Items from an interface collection
=======
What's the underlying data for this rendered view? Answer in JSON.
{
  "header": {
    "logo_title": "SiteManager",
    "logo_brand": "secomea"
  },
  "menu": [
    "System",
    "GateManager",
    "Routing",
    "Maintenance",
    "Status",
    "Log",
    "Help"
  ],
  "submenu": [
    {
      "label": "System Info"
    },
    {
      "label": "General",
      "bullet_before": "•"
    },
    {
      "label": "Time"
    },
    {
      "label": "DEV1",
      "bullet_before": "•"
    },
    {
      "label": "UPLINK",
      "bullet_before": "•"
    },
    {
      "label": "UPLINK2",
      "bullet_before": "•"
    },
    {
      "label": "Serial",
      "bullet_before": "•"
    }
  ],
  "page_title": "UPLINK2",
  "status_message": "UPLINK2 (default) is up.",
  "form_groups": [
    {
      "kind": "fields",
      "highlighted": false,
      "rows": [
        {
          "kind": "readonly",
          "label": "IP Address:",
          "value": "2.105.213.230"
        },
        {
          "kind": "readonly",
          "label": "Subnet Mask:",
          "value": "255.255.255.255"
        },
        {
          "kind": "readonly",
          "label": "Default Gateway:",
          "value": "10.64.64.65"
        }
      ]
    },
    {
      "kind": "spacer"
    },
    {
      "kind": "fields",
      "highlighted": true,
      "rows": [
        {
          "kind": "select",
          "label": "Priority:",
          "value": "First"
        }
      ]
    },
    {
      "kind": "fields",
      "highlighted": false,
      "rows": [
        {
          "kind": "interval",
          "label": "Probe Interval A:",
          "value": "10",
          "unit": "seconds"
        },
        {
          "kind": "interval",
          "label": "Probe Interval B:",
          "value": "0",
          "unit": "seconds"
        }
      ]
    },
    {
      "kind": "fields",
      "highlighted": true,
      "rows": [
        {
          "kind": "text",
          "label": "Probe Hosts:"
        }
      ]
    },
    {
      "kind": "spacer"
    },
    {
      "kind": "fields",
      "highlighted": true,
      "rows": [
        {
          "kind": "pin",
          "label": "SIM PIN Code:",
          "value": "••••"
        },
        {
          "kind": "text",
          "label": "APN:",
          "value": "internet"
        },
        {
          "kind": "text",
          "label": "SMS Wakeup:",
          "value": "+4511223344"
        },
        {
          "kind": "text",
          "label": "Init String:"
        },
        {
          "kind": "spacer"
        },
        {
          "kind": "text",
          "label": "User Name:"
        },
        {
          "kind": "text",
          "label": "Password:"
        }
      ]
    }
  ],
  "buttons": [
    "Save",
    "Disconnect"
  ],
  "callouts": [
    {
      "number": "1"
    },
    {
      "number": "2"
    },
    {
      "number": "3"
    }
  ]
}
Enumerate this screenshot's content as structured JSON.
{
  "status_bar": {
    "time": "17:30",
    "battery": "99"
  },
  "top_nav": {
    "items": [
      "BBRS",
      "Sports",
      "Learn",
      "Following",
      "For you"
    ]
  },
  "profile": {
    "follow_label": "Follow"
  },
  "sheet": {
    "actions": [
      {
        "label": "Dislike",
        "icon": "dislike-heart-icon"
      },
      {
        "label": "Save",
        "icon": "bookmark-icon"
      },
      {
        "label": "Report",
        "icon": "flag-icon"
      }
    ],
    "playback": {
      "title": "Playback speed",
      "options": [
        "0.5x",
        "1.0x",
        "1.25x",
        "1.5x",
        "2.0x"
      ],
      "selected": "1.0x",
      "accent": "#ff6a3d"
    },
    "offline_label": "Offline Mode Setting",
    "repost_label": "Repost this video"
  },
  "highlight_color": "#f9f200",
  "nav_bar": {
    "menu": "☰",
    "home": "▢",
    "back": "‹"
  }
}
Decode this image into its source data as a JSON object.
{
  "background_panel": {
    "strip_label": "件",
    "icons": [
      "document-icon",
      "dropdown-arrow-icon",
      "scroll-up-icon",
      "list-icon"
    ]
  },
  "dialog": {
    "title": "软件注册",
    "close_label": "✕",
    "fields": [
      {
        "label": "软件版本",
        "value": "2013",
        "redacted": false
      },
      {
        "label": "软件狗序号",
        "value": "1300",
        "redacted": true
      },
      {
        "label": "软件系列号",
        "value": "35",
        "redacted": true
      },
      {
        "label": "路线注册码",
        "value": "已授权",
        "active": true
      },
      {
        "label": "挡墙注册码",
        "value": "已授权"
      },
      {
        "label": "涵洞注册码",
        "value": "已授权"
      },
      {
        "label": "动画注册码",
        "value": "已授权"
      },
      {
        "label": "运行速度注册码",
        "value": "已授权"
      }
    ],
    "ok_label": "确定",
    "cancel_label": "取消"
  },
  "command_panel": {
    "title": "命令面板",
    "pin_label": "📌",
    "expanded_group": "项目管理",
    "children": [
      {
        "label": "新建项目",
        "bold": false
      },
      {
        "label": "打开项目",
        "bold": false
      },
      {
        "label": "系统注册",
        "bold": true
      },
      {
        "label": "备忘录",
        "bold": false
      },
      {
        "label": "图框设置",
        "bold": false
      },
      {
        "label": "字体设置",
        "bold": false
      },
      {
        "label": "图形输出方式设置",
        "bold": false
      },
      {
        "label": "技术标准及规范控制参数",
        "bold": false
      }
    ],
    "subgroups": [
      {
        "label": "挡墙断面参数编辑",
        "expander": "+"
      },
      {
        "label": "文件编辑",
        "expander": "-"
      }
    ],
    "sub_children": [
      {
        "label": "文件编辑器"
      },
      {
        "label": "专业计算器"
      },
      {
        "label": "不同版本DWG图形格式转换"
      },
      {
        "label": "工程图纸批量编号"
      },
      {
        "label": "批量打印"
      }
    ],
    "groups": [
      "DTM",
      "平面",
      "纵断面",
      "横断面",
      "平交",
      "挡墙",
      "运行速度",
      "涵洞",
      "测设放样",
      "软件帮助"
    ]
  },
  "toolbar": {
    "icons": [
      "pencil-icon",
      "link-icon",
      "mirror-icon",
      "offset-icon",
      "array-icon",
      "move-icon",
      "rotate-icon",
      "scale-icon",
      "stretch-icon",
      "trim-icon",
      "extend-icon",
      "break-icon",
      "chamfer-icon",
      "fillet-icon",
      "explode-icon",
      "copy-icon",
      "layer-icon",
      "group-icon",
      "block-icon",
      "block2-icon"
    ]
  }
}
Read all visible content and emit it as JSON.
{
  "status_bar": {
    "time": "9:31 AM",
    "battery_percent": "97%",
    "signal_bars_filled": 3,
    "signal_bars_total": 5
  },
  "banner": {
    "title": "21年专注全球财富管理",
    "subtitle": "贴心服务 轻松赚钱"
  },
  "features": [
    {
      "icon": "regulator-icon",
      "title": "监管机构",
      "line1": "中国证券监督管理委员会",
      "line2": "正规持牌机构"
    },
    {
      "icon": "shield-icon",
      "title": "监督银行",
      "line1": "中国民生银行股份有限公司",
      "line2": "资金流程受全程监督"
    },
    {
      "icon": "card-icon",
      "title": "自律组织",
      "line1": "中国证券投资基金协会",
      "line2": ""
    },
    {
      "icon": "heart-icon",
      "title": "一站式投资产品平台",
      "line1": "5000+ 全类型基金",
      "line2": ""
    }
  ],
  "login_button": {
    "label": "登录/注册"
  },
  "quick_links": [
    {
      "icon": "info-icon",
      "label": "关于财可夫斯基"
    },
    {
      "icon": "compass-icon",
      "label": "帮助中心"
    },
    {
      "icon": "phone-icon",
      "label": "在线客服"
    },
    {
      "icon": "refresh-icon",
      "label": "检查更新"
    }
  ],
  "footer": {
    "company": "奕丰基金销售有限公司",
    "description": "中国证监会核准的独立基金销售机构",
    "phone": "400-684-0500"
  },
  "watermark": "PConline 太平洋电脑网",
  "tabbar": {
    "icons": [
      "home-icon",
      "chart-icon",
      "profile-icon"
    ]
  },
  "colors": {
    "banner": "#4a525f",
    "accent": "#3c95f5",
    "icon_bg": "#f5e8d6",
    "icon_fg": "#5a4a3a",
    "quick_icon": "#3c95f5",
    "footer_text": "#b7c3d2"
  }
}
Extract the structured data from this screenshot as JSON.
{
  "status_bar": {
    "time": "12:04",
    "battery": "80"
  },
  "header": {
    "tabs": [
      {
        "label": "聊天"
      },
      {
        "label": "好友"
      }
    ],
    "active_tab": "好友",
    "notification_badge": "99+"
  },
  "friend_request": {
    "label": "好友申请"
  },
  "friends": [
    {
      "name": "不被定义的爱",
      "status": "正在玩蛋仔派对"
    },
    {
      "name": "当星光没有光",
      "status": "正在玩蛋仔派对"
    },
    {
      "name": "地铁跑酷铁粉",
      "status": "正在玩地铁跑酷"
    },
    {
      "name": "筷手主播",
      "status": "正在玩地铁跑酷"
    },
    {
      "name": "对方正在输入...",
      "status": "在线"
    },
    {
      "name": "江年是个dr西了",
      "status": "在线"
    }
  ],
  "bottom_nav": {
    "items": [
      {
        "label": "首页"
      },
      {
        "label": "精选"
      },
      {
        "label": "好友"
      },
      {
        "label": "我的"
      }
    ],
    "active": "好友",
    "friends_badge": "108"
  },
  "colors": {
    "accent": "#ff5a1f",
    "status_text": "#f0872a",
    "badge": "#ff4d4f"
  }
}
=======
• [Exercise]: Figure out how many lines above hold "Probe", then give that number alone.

• [Answer below]: 3